It’s interesting that the Washington Post—to my knowledge—never ran a similar front page headline about Hillary. Hillary, a multi, multi-millionaire, held $20 million in campaign debt for over 4 years. That’s roughly 40 times the amount the 2010 senate campaign had—but the Washington Post barely mentions it. And let’s not forget this is the same media organization that was widely mocked after trying to claim Carly wasn’t a secretary while noting she had been a full time secretary after college. It’s becoming obvious that the Left and their allies in the media are terrified of Carly because she is everything Hillary isn’t—a candidate from outside the political class whose authenticity and grasp of the issues connects with voters because she has the track record to challenge the status quo.
These are savvy digs at Hillary Clinton and the Washington Post, but they're not good enough. Fiorina should address the actual issue at hand, take responsibility, and make things right. Showing the capacity to be an attack dog is important, but more will be expected of a presidential nominee. I'll leave you with this, from the insightful Dan McLaughlin:
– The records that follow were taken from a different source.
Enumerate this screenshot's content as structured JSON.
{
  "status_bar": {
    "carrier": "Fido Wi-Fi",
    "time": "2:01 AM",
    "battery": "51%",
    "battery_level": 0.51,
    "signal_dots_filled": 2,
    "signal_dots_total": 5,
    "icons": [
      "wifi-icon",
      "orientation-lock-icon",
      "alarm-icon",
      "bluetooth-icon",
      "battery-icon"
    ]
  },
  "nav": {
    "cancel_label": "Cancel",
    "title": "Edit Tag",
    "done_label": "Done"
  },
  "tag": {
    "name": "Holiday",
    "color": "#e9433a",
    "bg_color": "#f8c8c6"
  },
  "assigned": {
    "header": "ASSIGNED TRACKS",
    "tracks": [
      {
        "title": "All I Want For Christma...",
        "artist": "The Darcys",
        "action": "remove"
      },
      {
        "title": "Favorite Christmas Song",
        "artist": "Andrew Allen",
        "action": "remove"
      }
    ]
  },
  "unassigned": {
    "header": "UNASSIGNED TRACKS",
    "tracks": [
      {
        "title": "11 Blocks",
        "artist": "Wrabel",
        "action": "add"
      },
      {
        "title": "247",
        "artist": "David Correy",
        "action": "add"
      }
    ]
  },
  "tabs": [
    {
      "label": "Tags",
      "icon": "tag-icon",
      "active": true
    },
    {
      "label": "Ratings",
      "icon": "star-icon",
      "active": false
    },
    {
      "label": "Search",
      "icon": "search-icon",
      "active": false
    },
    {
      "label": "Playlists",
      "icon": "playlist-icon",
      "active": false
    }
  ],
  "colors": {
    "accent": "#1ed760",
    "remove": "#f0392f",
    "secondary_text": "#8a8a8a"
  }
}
Like so many things about Fiorina, this approach makes more sense if you assume she's running for VP. https://t.co/WwE2MPMzHa— Dan McLaughlin (@baseballcrank) October 5, 2015
UPDATE - The Fiorina camp has reached out to clarify a key point: Carly's full 2010 campaign debt "was paid off nearly a year ago," Sarah Isgur Flores writes in an email to Townhall. "The FEC terminated the [campaign] committee, so it's all done." In other words, the crux of WaPo's story is that it took Fiorina years to tie up these loose ends; slow, subject to criticism, but hardly unprecedented. That's why Team Carly is highlighting the parallel Hillary example: Her campaign owed tens of millions of dollars after she lost the 2008 Democratic primary, and the ledger wasn't totally settled for more than four years.